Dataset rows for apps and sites
___
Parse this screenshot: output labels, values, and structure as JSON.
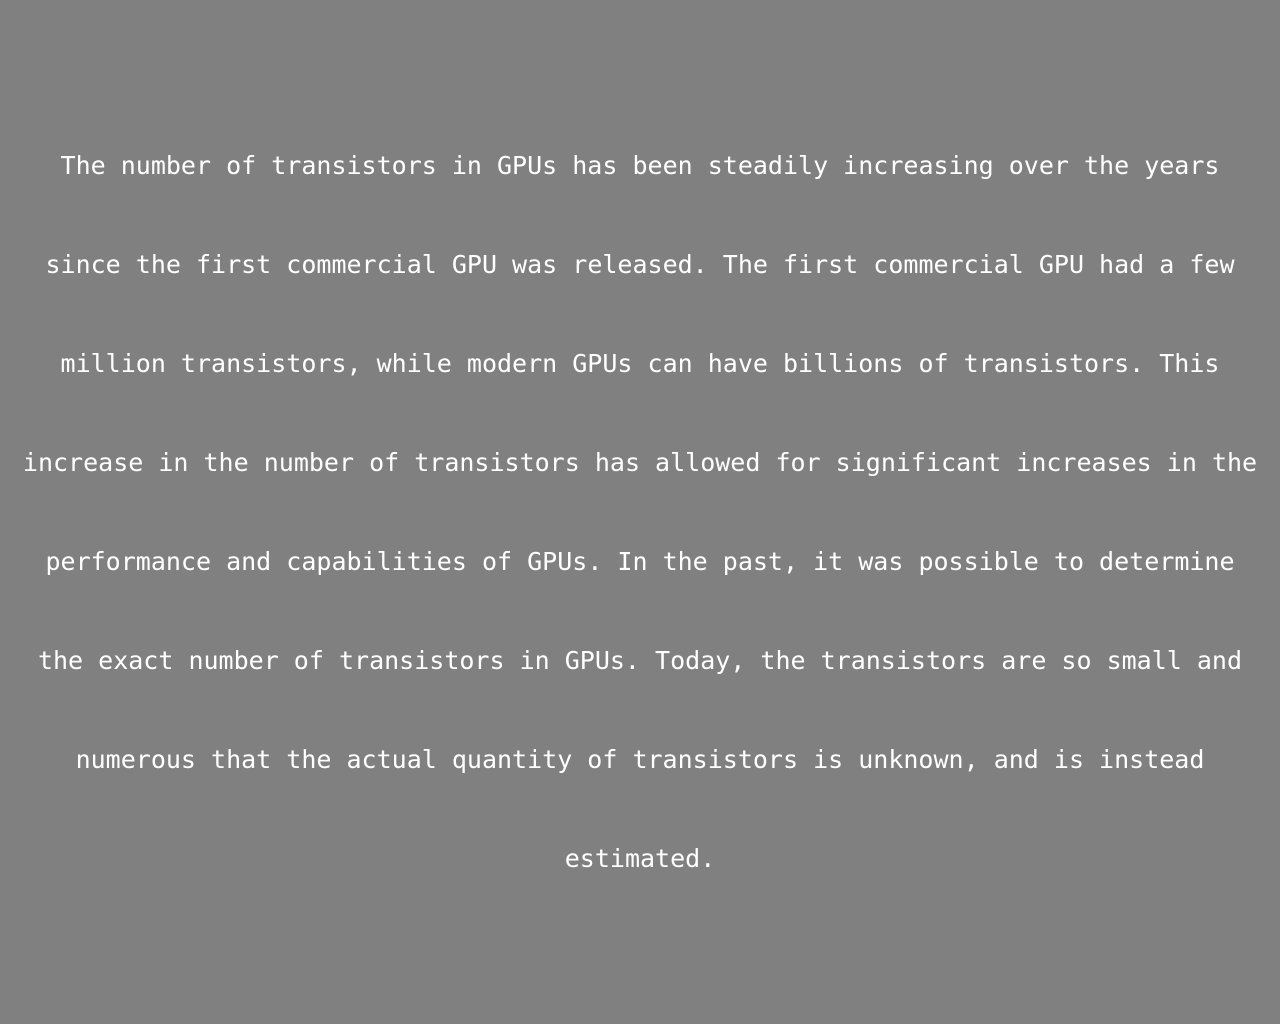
{
  "document": {
    "background_color": "#808080",
    "text_color": "#ffffff",
    "lines": [
      "The number of transistors in GPUs has been steadily increasing over the years",
      "since the first commercial GPU was released. The first commercial GPU had a few",
      "million transistors, while modern GPUs can have billions of transistors. This",
      "increase in the number of transistors has allowed for significant increases in the",
      "performance and capabilities of GPUs. In the past, it was possible to determine",
      "the exact number of transistors in GPUs. Today, the transistors are so small and",
      "numerous that the actual quantity of transistors is unknown, and is instead",
      "estimated."
    ]
  }
}
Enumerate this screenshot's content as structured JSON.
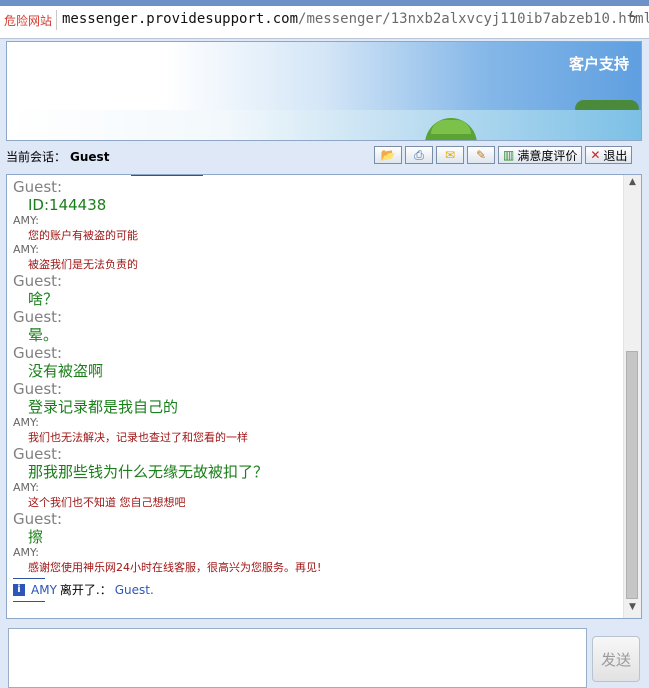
{
  "browser": {
    "danger_label": "危险网站",
    "url_host": "messenger.providesupport.com",
    "url_path": "/messenger/13nxb2alxvcyj110ib7abzeb10.html",
    "icon": "lightning-icon"
  },
  "banner": {
    "title": "客户支持"
  },
  "session": {
    "label": "当前会话：",
    "name": "Guest"
  },
  "toolbar": {
    "send_file_icon": "send-file-icon",
    "print_icon": "print-icon",
    "email_icon": "email-icon",
    "sign_icon": "sign-icon",
    "rate_label": "满意度评价",
    "exit_label": "退出"
  },
  "transcript": {
    "messages": [
      {
        "sender": "Guest:",
        "text": "ID:144438"
      },
      {
        "sender": "AMY:",
        "text": "您的账户有被盗的可能"
      },
      {
        "sender": "AMY:",
        "text": "被盗我们是无法负责的"
      },
      {
        "sender": "Guest:",
        "text": "啥？"
      },
      {
        "sender": "Guest:",
        "text": "晕。"
      },
      {
        "sender": "Guest:",
        "text": "没有被盗啊"
      },
      {
        "sender": "Guest:",
        "text": "登录记录都是我自己的"
      },
      {
        "sender": "AMY:",
        "text": "我们也无法解决，记录也查过了和您看的一样"
      },
      {
        "sender": "Guest:",
        "text": "那我那些钱为什么无缘无故被扣了？"
      },
      {
        "sender": "AMY:",
        "text": "这个我们也不知道 您自己想想吧"
      },
      {
        "sender": "Guest:",
        "text": "擦"
      },
      {
        "sender": "AMY:",
        "text": "感谢您使用神乐网24小时在线客服，很高兴为您服务。再见!"
      }
    ],
    "system": {
      "info_icon": "i",
      "name": "AMY",
      "action": "离开了.：",
      "target": "Guest."
    }
  },
  "compose": {
    "send_label": "发送"
  },
  "colors": {
    "guest_text": "#1a7f1a",
    "amy_text": "#a01616",
    "accent": "#2d56b8"
  }
}
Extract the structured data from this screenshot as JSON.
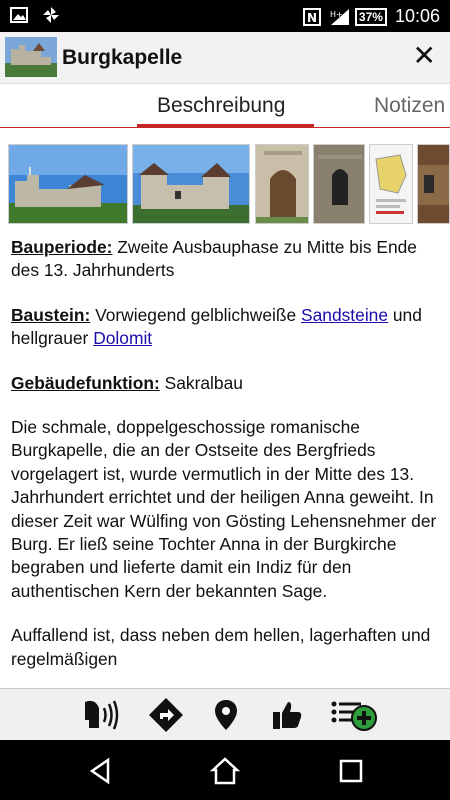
{
  "status_bar": {
    "battery": "37%",
    "time": "10:06",
    "icons": [
      "image-icon",
      "pinwheel-icon",
      "nfc-icon",
      "signal-icon"
    ]
  },
  "header": {
    "title": "Burgkapelle",
    "close_label": "✕"
  },
  "tabs": [
    {
      "label": "Beschreibung",
      "active": true
    },
    {
      "label": "Notizen",
      "active": false
    }
  ],
  "gallery": [
    "castle-photo-1",
    "castle-photo-2",
    "chapel-door-photo",
    "chapel-window-photo",
    "floorplan-photo",
    "castle-photo-3"
  ],
  "content": {
    "bauperiode": {
      "label": "Bauperiode:",
      "text": " Zweite Ausbauphase zu Mitte bis Ende des 13. Jahrhunderts"
    },
    "baustein": {
      "label": "Baustein:",
      "text1": " Vorwiegend gelblichweiße ",
      "link1": "Sandsteine",
      "text2": " und hellgrauer ",
      "link2": "Dolomit"
    },
    "gebaeudefunktion": {
      "label": "Gebäudefunktion:",
      "text": " Sakralbau"
    },
    "paragraph1": "Die schmale, doppelgeschossige romanische Burgkapelle, die an der Ostseite des Bergfrieds vorgelagert ist, wurde vermutlich in der Mitte des 13. Jahrhundert errichtet und der heiligen Anna geweiht. In dieser Zeit war Wülfing von Gösting Lehensnehmer der Burg. Er ließ seine Tochter Anna in der Burgkirche begraben und lieferte damit ein Indiz für den authentischen Kern der bekannten Sage.",
    "paragraph2": "Auffallend ist, dass neben dem hellen, lagerhaften und regelmäßigen"
  },
  "toolbar": [
    "speak-icon",
    "directions-icon",
    "location-pin-icon",
    "thumbs-up-icon",
    "add-to-list-icon"
  ],
  "colors": {
    "accent": "#c62828",
    "link": "#1a0dab",
    "add_green": "#2e9e3c"
  }
}
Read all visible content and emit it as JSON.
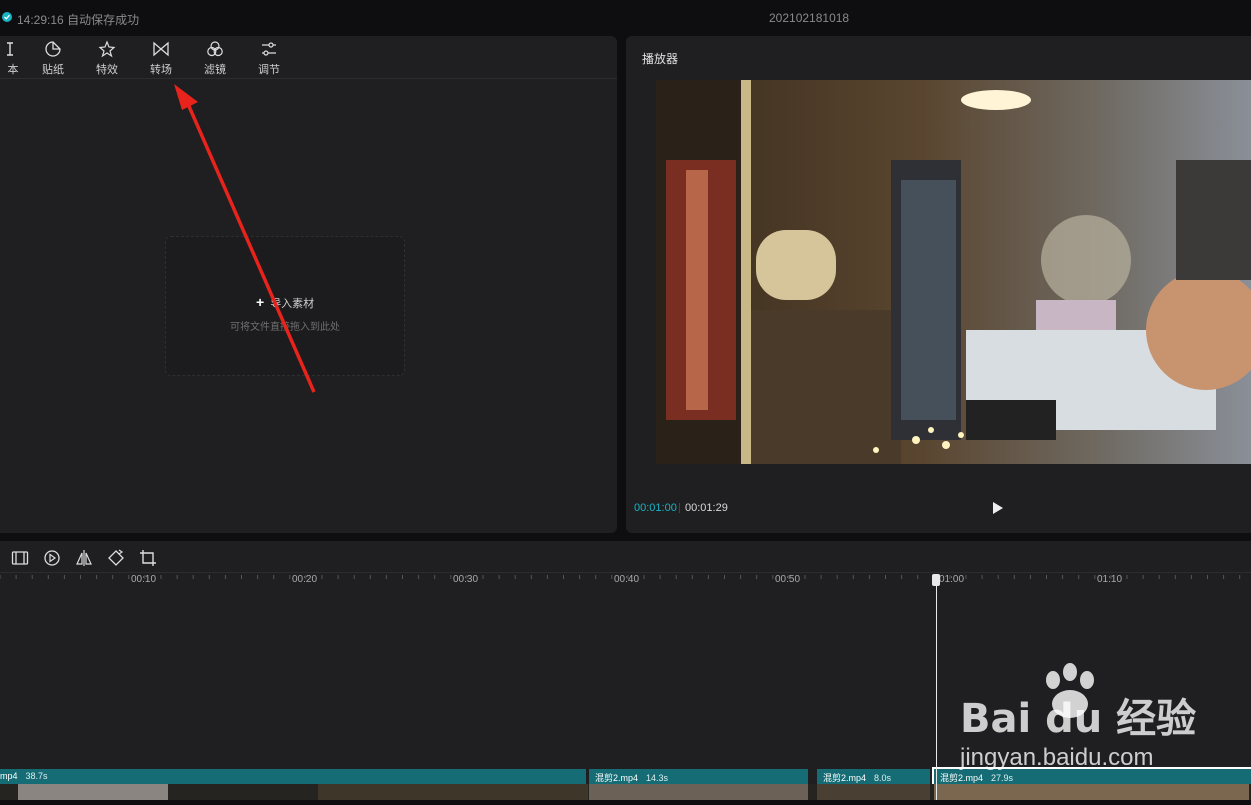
{
  "header": {
    "save_time": "14:29:16",
    "save_status": "自动保存成功",
    "project_name": "202102181018"
  },
  "toolbar": {
    "items": [
      {
        "label": "本",
        "icon": "text-icon"
      },
      {
        "label": "贴纸",
        "icon": "sticker-icon"
      },
      {
        "label": "特效",
        "icon": "effects-icon"
      },
      {
        "label": "转场",
        "icon": "transition-icon"
      },
      {
        "label": "滤镜",
        "icon": "filter-icon"
      },
      {
        "label": "调节",
        "icon": "adjust-icon"
      }
    ]
  },
  "media": {
    "import_label": "导入素材",
    "import_hint": "可将文件直接拖入到此处"
  },
  "player": {
    "title": "播放器",
    "current_time": "00:01:00",
    "total_time": "00:01:29"
  },
  "timeline": {
    "ruler_labels": [
      "00:10",
      "00:20",
      "00:30",
      "00:40",
      "00:50",
      "01:00",
      "01:10"
    ],
    "clips": [
      {
        "name": "mp4",
        "duration": "38.7s"
      },
      {
        "name": "混剪2.mp4",
        "duration": "14.3s"
      },
      {
        "name": "混剪2.mp4",
        "duration": "8.0s"
      },
      {
        "name": "混剪2.mp4",
        "duration": "27.9s"
      }
    ]
  },
  "watermark": {
    "brand": "Bai du 经验",
    "url": "jingyan.baidu.com"
  },
  "colors": {
    "accent": "#18b4c4",
    "clip": "#166c74",
    "annotation_arrow": "#e8231c"
  }
}
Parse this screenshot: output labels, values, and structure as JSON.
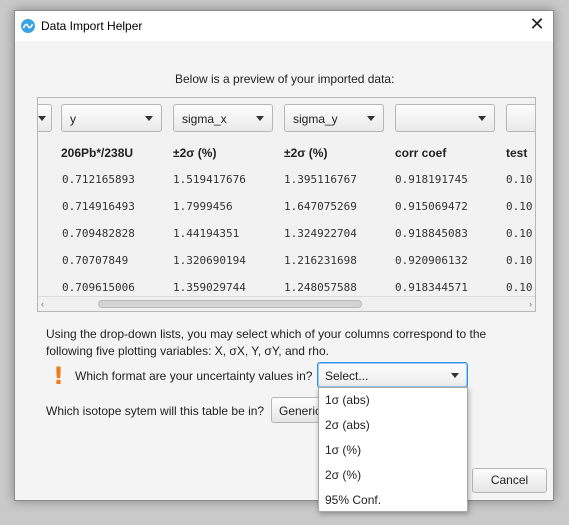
{
  "window": {
    "title": "Data Import Helper",
    "close_glyph": "✕"
  },
  "preview": {
    "label": "Below is a preview of your imported data:",
    "columns": [
      {
        "select_value": "",
        "header": ""
      },
      {
        "select_value": "y",
        "header": "206Pb*/238U"
      },
      {
        "select_value": "sigma_x",
        "header": "±2σ (%)"
      },
      {
        "select_value": "sigma_y",
        "header": "±2σ (%)"
      },
      {
        "select_value": "",
        "header": "corr coef"
      },
      {
        "select_value": "",
        "header": "test"
      }
    ],
    "rows": [
      [
        "0.712165893",
        "1.519417676",
        "1.395116767",
        "0.918191745",
        "0.10"
      ],
      [
        "0.714916493",
        "1.7999456",
        "1.647075269",
        "0.915069472",
        "0.10"
      ],
      [
        "0.709482828",
        "1.44194351",
        "1.324922704",
        "0.918845083",
        "0.10"
      ],
      [
        "0.70707849",
        "1.320690194",
        "1.216231698",
        "0.920906132",
        "0.10"
      ],
      [
        "0.709615006",
        "1.359029744",
        "1.248057588",
        "0.918344571",
        "0.10"
      ]
    ],
    "scroll_left": "‹",
    "scroll_right": "›"
  },
  "instructions": {
    "text": "Using the drop-down lists, you may select which of your columns correspond to the following five plotting variables: X, σX, Y, σY, and rho."
  },
  "format": {
    "warning_glyph": "!",
    "question": "Which format are your uncertainty values in?",
    "select_value": "Select...",
    "options": [
      "1σ (abs)",
      "2σ (abs)",
      "1σ (%)",
      "2σ (%)",
      "95% Conf."
    ]
  },
  "isotope": {
    "question": "Which isotope sytem will this table be in?",
    "button_label": "Generic"
  },
  "footer": {
    "cancel_label": "Cancel"
  },
  "colors": {
    "accent": "#2f8fe3",
    "warning": "#f07a1a",
    "app_icon": "#3aa3e3"
  }
}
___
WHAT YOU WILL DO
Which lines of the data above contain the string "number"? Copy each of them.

ANSWER TO THE EXERCISE
      "The number of transistors in GPUs has been steadily increasing over the years",
      "increase in the number of transistors has allowed for significant increases in the",
      "the exact number of transistors in GPUs. Today, the transistors are so small and",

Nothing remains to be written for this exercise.